SPM 06-17-2018: 416 Fire Burn Scar Reacted Quickly

Issue Date: Sunday, June 17th, 2018
Issue Time: 9:30 AM MDT

Summary:

The remnants of Bud overspread the state yesterday, increasing moisture and providing plenty of cloud cover, especially west of the Continental Divide. A more robust dry slot than expected in the mid-level moisture held the main flooding concerns off until the overnight hours, when a burst of shower/thunderstorm activity over the Southwest Slope impacted the 416 Fire burn area. This burst occurred between the hours of 3 AM and 6 AM, with lingering showers continuing to impact the area this morning. At 5:53 AM MDT, trained spotters reported flash flooding with rock and debris across Highway 550 just north of Durango. Rain rates between 0.25-0.50 inches/hour were reported by the National Weather Service, showing just how quickly the burn scar reacted to moderate precipitation.
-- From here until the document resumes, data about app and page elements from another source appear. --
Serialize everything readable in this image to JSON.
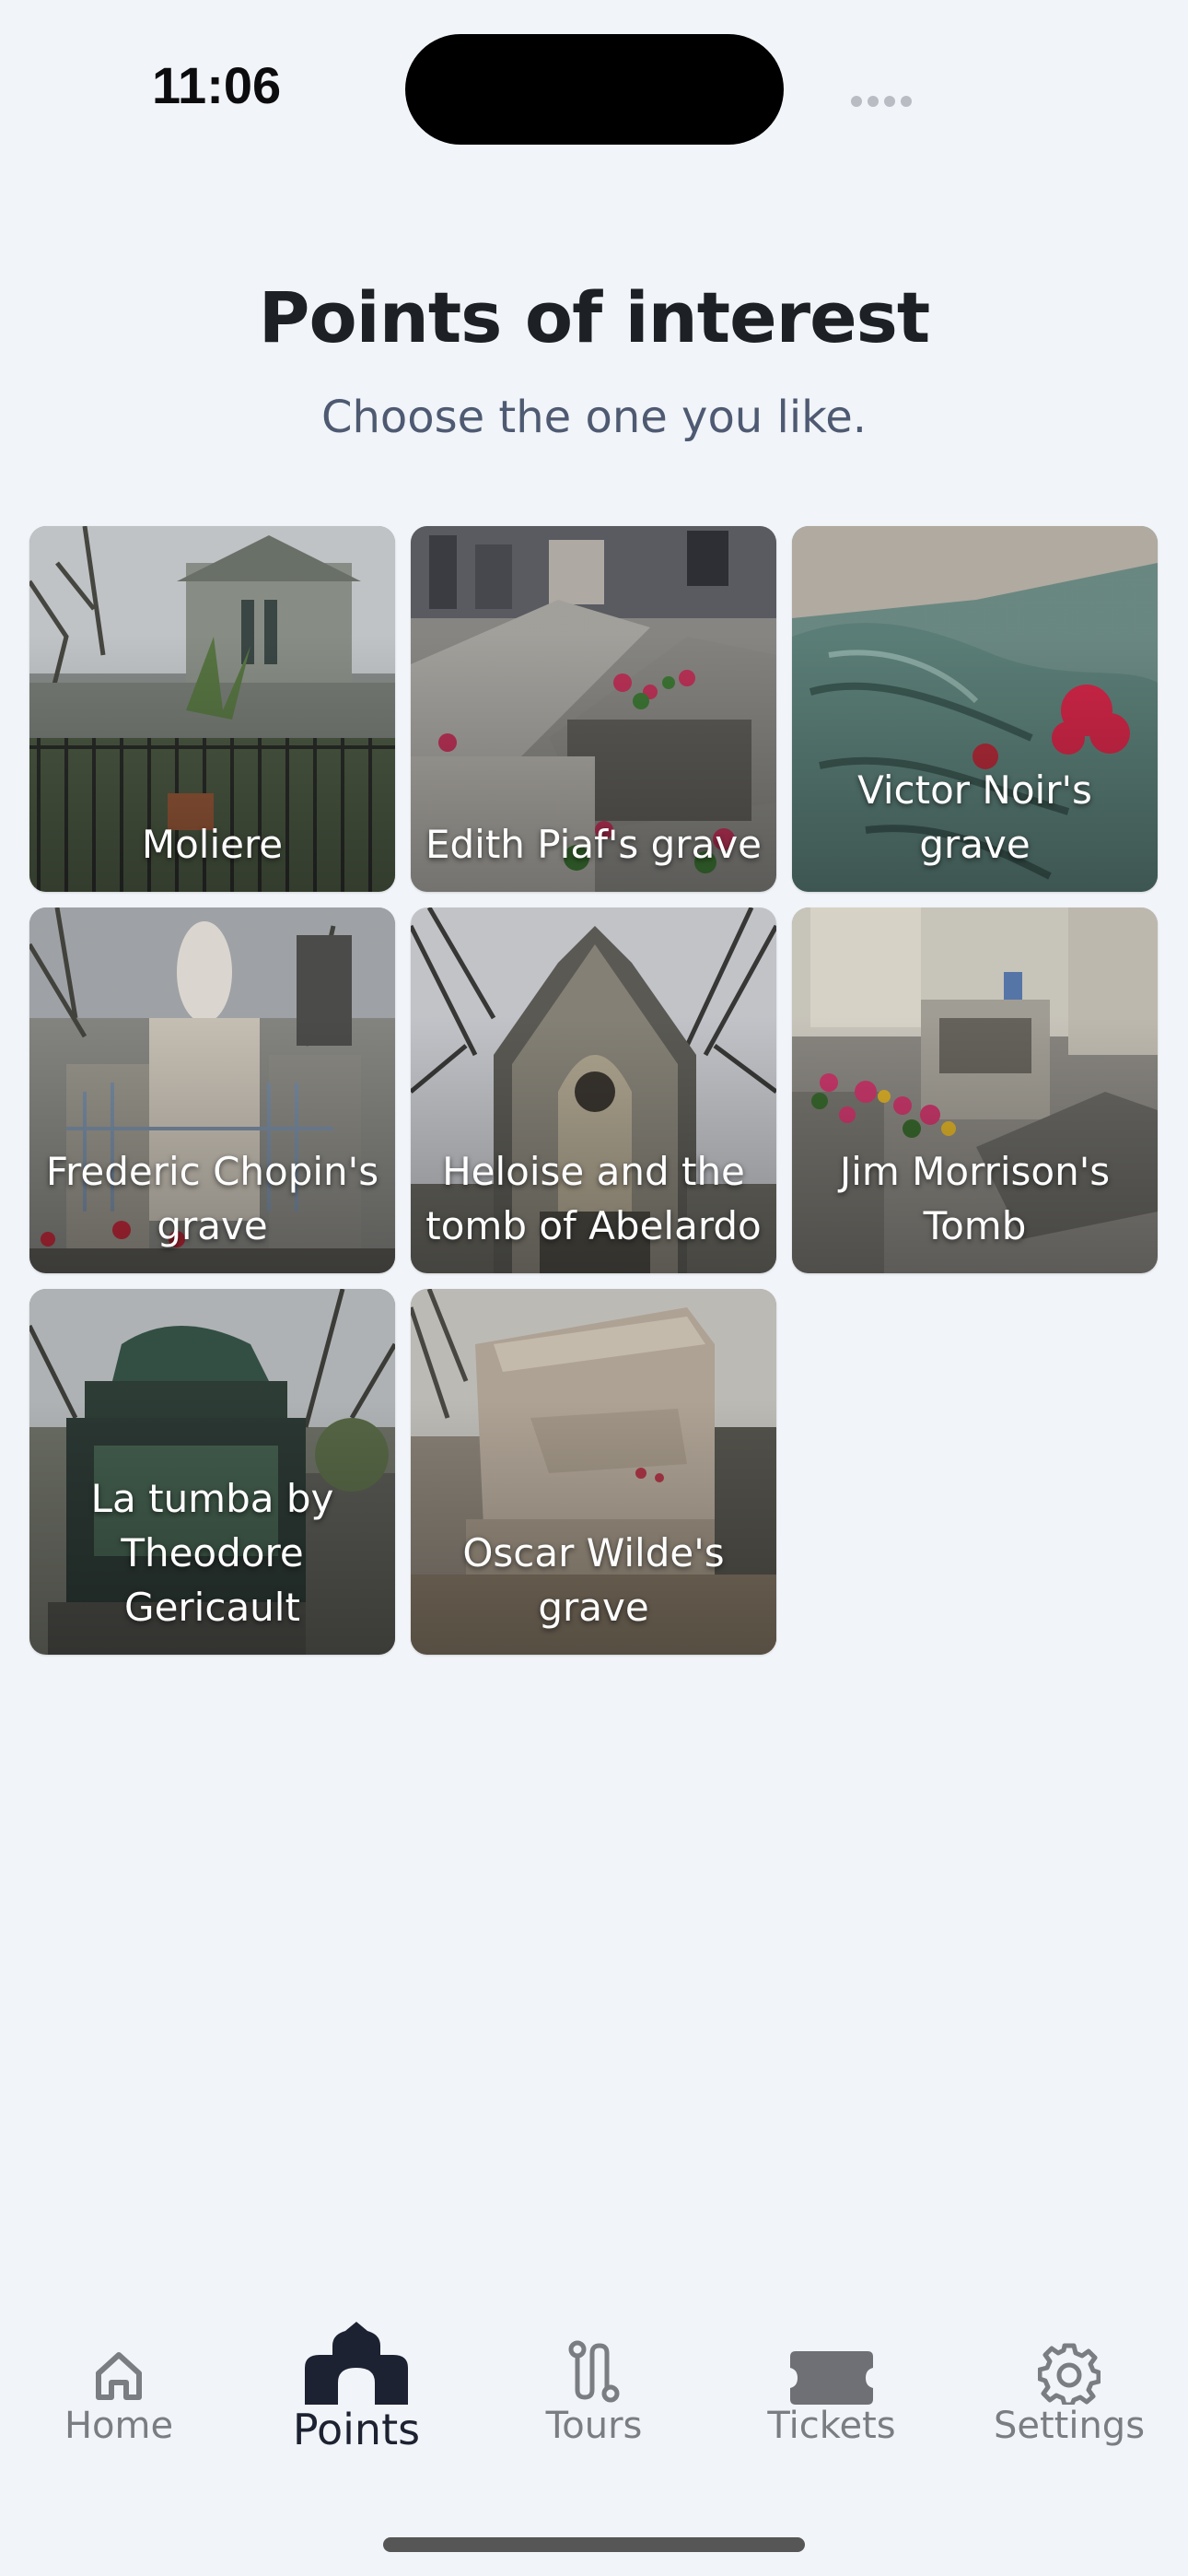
{
  "status_bar": {
    "time": "11:06"
  },
  "header": {
    "title": "Points of interest",
    "subtitle": "Choose the one you like."
  },
  "points": [
    {
      "label": "Moliere",
      "photo": "tomb-photo"
    },
    {
      "label": "Edith Piaf's grave",
      "photo": "tomb-photo"
    },
    {
      "label": "Victor Noir's grave",
      "photo": "statue-photo"
    },
    {
      "label": "Frederic Chopin's grave",
      "photo": "statue-photo"
    },
    {
      "label": "Heloise and the tomb of Abelardo",
      "photo": "chapel-photo"
    },
    {
      "label": "Jim Morrison's Tomb",
      "photo": "tomb-photo"
    },
    {
      "label": "La tumba by Theodore Gericault",
      "photo": "statue-photo"
    },
    {
      "label": "Oscar Wilde's grave",
      "photo": "monument-photo"
    }
  ],
  "tabbar": {
    "items": [
      {
        "label": "Home",
        "icon": "home-icon",
        "active": false
      },
      {
        "label": "Points",
        "icon": "chapel-icon",
        "active": true
      },
      {
        "label": "Tours",
        "icon": "route-icon",
        "active": false
      },
      {
        "label": "Tickets",
        "icon": "ticket-icon",
        "active": false
      },
      {
        "label": "Settings",
        "icon": "gear-icon",
        "active": false
      }
    ]
  },
  "colors": {
    "background": "#f1f4f8",
    "title": "#1d2025",
    "subtitle": "#4e5a72",
    "active_tab": "#1d2232",
    "inactive_tab": "#7a7d82"
  }
}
CoCoRaHS observers across La Plata County reported more than 0.70 inches in the general vicinity of the 416 Fire burn area, with localized values greater than 1 inch.

East of the Continental Divide, scattered thunderstorms rumbled during the afternoon and evening hours, across two main areas: 1) The Northeast Plains, northern Front Range, and northern Urban Corridor, where an increase in moisture from the east/northeast and convergence along a surface boundary aided thunderstorm development, and 2) along the CO/KS border, where a plume of moisture from Bud overspread the area in conjunction with daytime heating. Some street ponding occurred across portions of the northern Urban Corridor, where the strongest thunderstorm complex of the day produced small hail and a period of moderate-to-heavy rainfall.

For a look at precipitation estimates in your area, please see our State Precipitation Map below.

Click Here For Map Overview

The map below shows radar-estimated, rainfall gage-adjusted Quantitative Precipitation Estimates (QPE) across Colorado. The map is updated daily during the operational season (May 1 – Sep 30) by 11AM. The following six layers are currently available: 24-hour, 48-hour and 72-hour total precipitation, as well as maximum 1-hour, 2-hour and 6-hour precipitation over the past 24 hour period (to estimate where flash flooding may have occurred). The 24-hour, 48-hour and 72-hour total precipitation contain bias corrections that are not disaggregated into the hourly estimates, so there will likely be some differences. The accumulation ending time is 6AM of the date shown in the bottom right corner. Also shown optionally are fire burn areas (post 2012), which are updated throughout the season to include new burn areas. The home button in the top left corner resets the map to the original zoom.

Note: We have identified a possible underestimation in QPE over the southwest part of the state. We are working to on this issue, and will provide an update as soon as possible.